The Commerce Department's National Technical Information Service has chosen 35 companies and academic organizations to capitalize on the federal government's vast data assets.
The Commerce Department's National Technical Information Service has selected 35 organizations to help turn oceans of raw federal data into innovative services and capabilities.
It's a big step for the future of NTIS, an agency that pivoted to a new mission to survive. Powerful legislators had wanted to shutter the agency, which was established as a fee-for-service hub for printed technical information. That mission was disrupted by the internet.
In 2015, the agency announced a new focus on government data and earlier this year named Census Bureau CTO Avi Bender to lead the effort. NTIS turned to industry to find partners in improving data acquisition, analysis and application.
The 35 companies, nonprofit groups and academic research organizations NTIS selected will work as joint venture partners on data projects conducted and funded by federal agencies. The companies include a mix of young data-focused firms -- such as Palantir, Govini and Socrata -- and established contractors -- such as IBM, Deloitte and Booz Allen Hamilton. Academic participants include Stanford and Columbia universities.
The federal government collects data in a wide range of areas, including weather and climate, economic statistics, population and demographics. However, the government is often not nimble enough to transform the data into new and useful forms or to combine it with commercial datasets that can make it even more valuable to consumers.
The National Weather Service has been a pioneer in turning federally generated data into fuel for more innovative services. Commercial weather forecasting channels have built their businesses on NWS' raw data on storms, tides and other weather measurements.
The joint venture partners essentially form a list of approved contractors that are eligible to bid when NTIS releases agency requests for data applications.

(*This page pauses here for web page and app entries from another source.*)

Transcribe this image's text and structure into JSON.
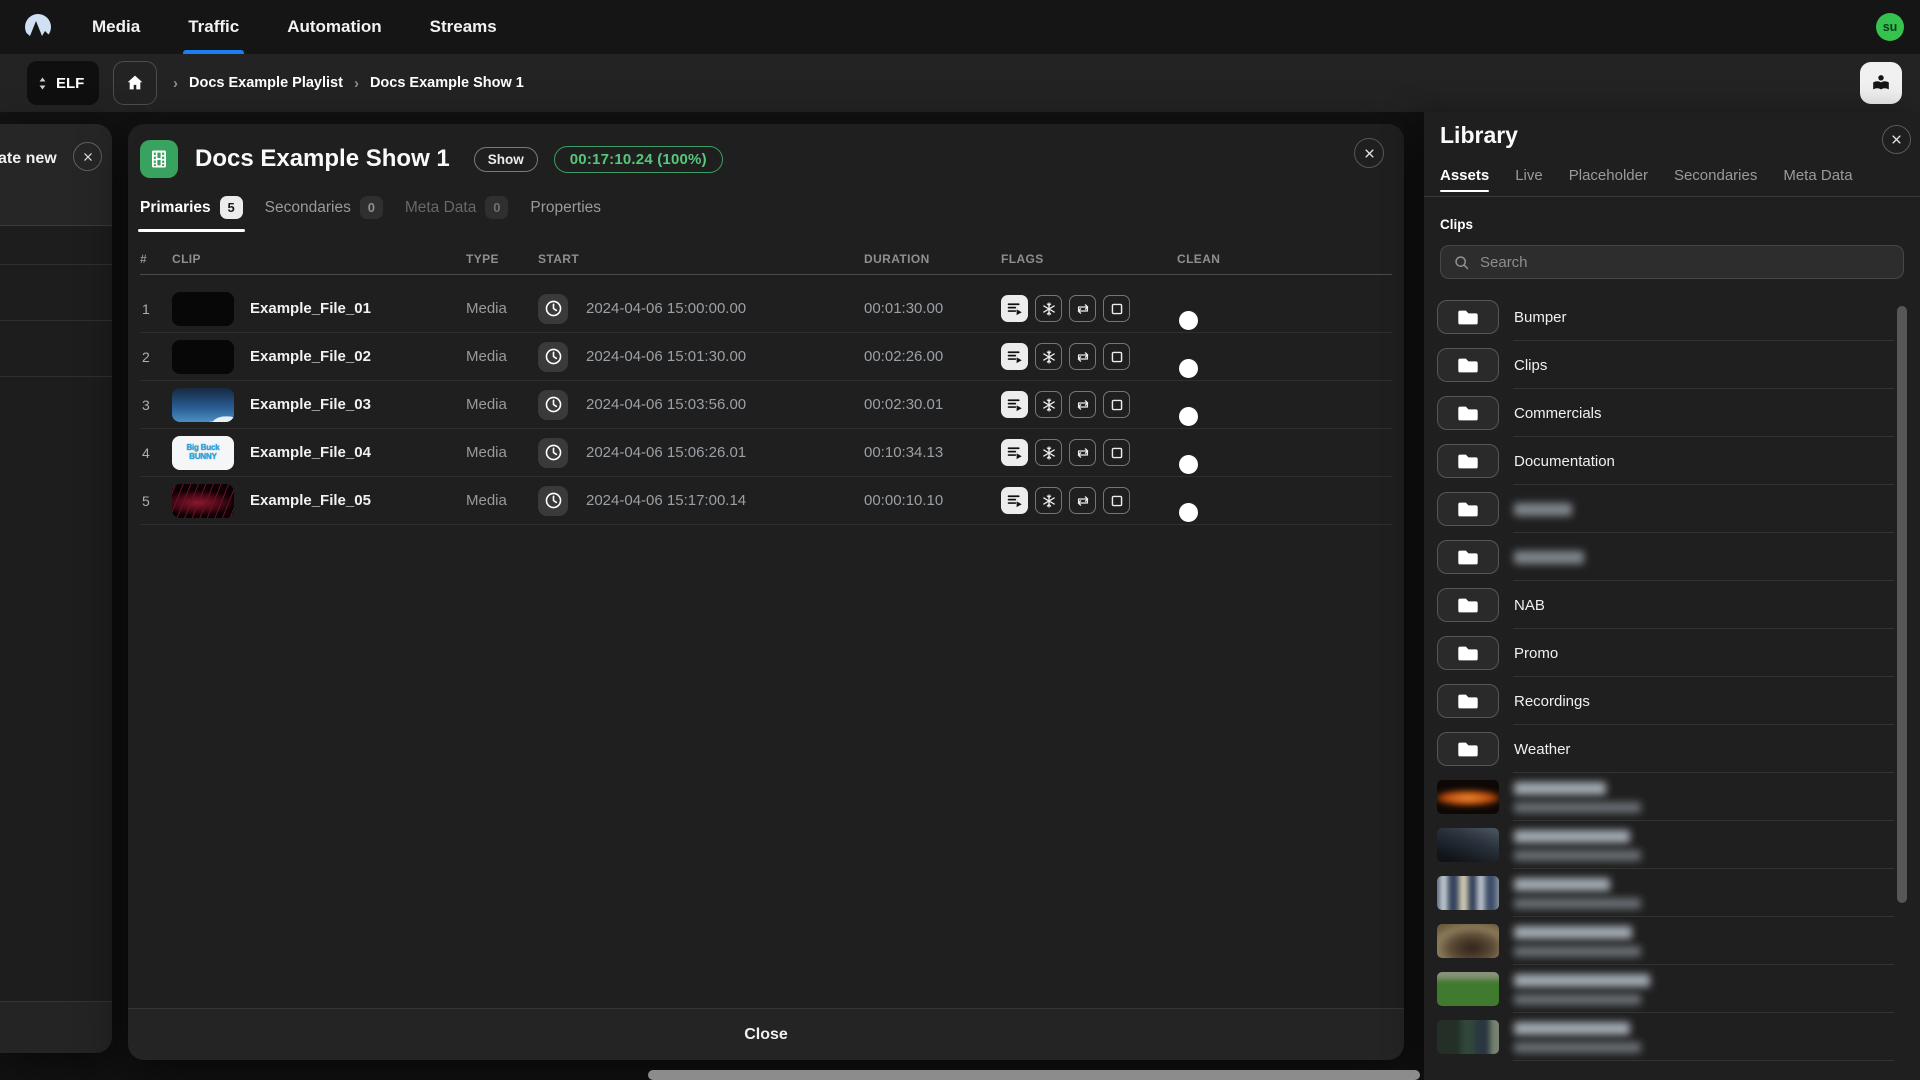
{
  "nav": {
    "logo": "elf-mountain-logo",
    "items": [
      {
        "label": "Media"
      },
      {
        "label": "Traffic",
        "active": true
      },
      {
        "label": "Automation"
      },
      {
        "label": "Streams"
      }
    ],
    "avatar_initials": "su"
  },
  "breadcrumb_bar": {
    "workspace": "ELF",
    "crumbs": [
      {
        "label": "Docs Example Playlist"
      },
      {
        "label": "Docs Example Show 1"
      }
    ]
  },
  "left_panel": {
    "title_partial": "ate new"
  },
  "show_modal": {
    "title": "Docs Example Show 1",
    "type_pill": "Show",
    "duration_badge": "00:17:10.24 (100%)",
    "tabs": [
      {
        "label": "Primaries",
        "count": "5",
        "active": true
      },
      {
        "label": "Secondaries",
        "count": "0"
      },
      {
        "label": "Meta Data",
        "count": "0",
        "muted": true
      },
      {
        "label": "Properties"
      }
    ],
    "table": {
      "columns": [
        "#",
        "CLIP",
        "TYPE",
        "START",
        "DURATION",
        "FLAGS",
        "CLEAN"
      ],
      "flag_icons": [
        "playlist-play",
        "snowflake",
        "repeat",
        "frame"
      ],
      "rows": [
        {
          "num": "1",
          "name": "Example_File_01",
          "type": "Media",
          "start": "2024-04-06 15:00:00.00",
          "duration": "00:01:30.00",
          "thumb": "black",
          "clean": false
        },
        {
          "num": "2",
          "name": "Example_File_02",
          "type": "Media",
          "start": "2024-04-06 15:01:30.00",
          "duration": "00:02:26.00",
          "thumb": "black",
          "clean": false
        },
        {
          "num": "3",
          "name": "Example_File_03",
          "type": "Media",
          "start": "2024-04-06 15:03:56.00",
          "duration": "00:02:30.01",
          "thumb": "sky",
          "clean": false
        },
        {
          "num": "4",
          "name": "Example_File_04",
          "type": "Media",
          "start": "2024-04-06 15:06:26.01",
          "duration": "00:10:34.13",
          "thumb": "bunny",
          "thumb_text": "Big Buck\nBUNNY",
          "clean": false
        },
        {
          "num": "5",
          "name": "Example_File_05",
          "type": "Media",
          "start": "2024-04-06 15:17:00.14",
          "duration": "00:00:10.10",
          "thumb": "red",
          "clean": false
        }
      ]
    },
    "footer": {
      "close_label": "Close"
    }
  },
  "library": {
    "title": "Library",
    "tabs": [
      {
        "label": "Assets",
        "active": true
      },
      {
        "label": "Live"
      },
      {
        "label": "Placeholder"
      },
      {
        "label": "Secondaries"
      },
      {
        "label": "Meta Data"
      }
    ],
    "section_label": "Clips",
    "search_placeholder": "Search",
    "folders": [
      {
        "label": "Bumper"
      },
      {
        "label": "Clips"
      },
      {
        "label": "Commercials"
      },
      {
        "label": "Documentation"
      },
      {
        "label": "",
        "redacted": true
      },
      {
        "label": "",
        "redacted": true
      },
      {
        "label": "NAB"
      },
      {
        "label": "Promo"
      },
      {
        "label": "Recordings"
      },
      {
        "label": "Weather"
      }
    ],
    "assets": [
      {
        "thumb": "fire",
        "redacted": true
      },
      {
        "thumb": "night",
        "redacted": true
      },
      {
        "thumb": "room",
        "redacted": true
      },
      {
        "thumb": "cabin",
        "redacted": true
      },
      {
        "thumb": "pitch",
        "redacted": true
      },
      {
        "thumb": "teal",
        "redacted": true
      }
    ]
  },
  "colors": {
    "accent_blue": "#1d7ef2",
    "brand_green": "#38a35f",
    "duration_green": "#56c77c",
    "avatar_green": "#35c24e"
  }
}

Commerce officials said the organizations will be able to tap into the vast expanse of federal data, which the agency estimates could generate trillions in investments and innovative commercial applications.
A 2014 study by the agency estimated the federal government's data could spur $3.3 trillion in investments annually in the U.S. and that government data-intensive firms generate annual revenues as high as $221 billion.
"We want to accelerate the data innovation process by quickly connecting private-sector experts with agencies striving to create smart cities, deliver critical public services, enhance operational excellence or improve accessibility and interoperability among national datasets," Bender said in an Oct. 20 statement.